** Activity **
Set down every record once more, exactly as given.

** Provided data **
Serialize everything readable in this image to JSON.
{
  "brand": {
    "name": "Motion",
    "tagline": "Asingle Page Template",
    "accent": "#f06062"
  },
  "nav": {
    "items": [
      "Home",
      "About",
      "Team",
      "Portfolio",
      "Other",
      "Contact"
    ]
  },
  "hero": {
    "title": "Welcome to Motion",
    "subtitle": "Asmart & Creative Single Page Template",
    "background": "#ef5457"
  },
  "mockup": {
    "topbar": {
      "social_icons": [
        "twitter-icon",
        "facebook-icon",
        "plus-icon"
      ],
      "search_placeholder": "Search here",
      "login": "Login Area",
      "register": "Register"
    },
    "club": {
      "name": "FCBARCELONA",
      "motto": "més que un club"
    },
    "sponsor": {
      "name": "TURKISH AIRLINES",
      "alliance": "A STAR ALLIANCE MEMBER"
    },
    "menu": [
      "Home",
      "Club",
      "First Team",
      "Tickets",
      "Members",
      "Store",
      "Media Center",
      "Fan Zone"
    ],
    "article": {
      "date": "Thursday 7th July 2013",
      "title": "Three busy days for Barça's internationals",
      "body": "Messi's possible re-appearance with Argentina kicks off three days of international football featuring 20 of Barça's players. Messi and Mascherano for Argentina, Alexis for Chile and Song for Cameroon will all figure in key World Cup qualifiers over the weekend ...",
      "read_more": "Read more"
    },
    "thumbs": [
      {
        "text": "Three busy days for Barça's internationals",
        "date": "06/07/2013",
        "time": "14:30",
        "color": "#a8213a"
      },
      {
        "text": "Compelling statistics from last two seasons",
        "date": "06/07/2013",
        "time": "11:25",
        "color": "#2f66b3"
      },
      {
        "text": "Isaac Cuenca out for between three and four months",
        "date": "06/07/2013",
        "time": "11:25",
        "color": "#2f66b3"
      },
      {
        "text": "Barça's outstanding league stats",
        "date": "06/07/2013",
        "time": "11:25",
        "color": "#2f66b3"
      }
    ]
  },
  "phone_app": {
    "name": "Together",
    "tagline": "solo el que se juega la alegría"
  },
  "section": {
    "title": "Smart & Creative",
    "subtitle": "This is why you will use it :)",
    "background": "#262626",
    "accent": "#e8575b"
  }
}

** Answer to this task **
Serialize everything readable in this image to JSON.
{
  "brand": {
    "name": "Motion",
    "tagline": "Asingle Page Template",
    "accent": "#f06062"
  },
  "nav": {
    "items": [
      "Home",
      "About",
      "Team",
      "Portfolio",
      "Other",
      "Contact"
    ]
  },
  "hero": {
    "title": "Welcome to Motion",
    "subtitle": "Asmart & Creative Single Page Template",
    "background": "#ef5457"
  },
  "mockup": {
    "topbar": {
      "social_icons": [
        "twitter-icon",
        "facebook-icon",
        "plus-icon"
      ],
      "search_placeholder": "Search here",
      "login": "Login Area",
      "register": "Register"
    },
    "club": {
      "name": "FCBARCELONA",
      "motto": "més que un club"
    },
    "sponsor": {
      "name": "TURKISH AIRLINES",
      "alliance": "A STAR ALLIANCE MEMBER"
    },
    "menu": [
      "Home",
      "Club",
      "First Team",
      "Tickets",
      "Members",
      "Store",
      "Media Center",
      "Fan Zone"
    ],
    "article": {
      "date": "Thursday 7th July 2013",
      "title": "Three busy days for Barça's internationals",
      "body": "Messi's possible re-appearance with Argentina kicks off three days of international football featuring 20 of Barça's players. Messi and Mascherano for Argentina, Alexis for Chile and Song for Cameroon will all figure in key World Cup qualifiers over the weekend ...",
      "read_more": "Read more"
    },
    "thumbs": [
      {
        "text": "Three busy days for Barça's internationals",
        "date": "06/07/2013",
        "time": "14:30",
        "color": "#a8213a"
      },
      {
        "text": "Compelling statistics from last two seasons",
        "date": "06/07/2013",
        "time": "11:25",
        "color": "#2f66b3"
      },
      {
        "text": "Isaac Cuenca out for between three and four months",
        "date": "06/07/2013",
        "time": "11:25",
        "color": "#2f66b3"
      },
      {
        "text": "Barça's outstanding league stats",
        "date": "06/07/2013",
        "time": "11:25",
        "color": "#2f66b3"
      }
    ]
  },
  "phone_app": {
    "name": "Together",
    "tagline": "solo el que se juega la alegría"
  },
  "section": {
    "title": "Smart & Creative",
    "subtitle": "This is why you will use it :)",
    "background": "#262626",
    "accent": "#e8575b"
  }
}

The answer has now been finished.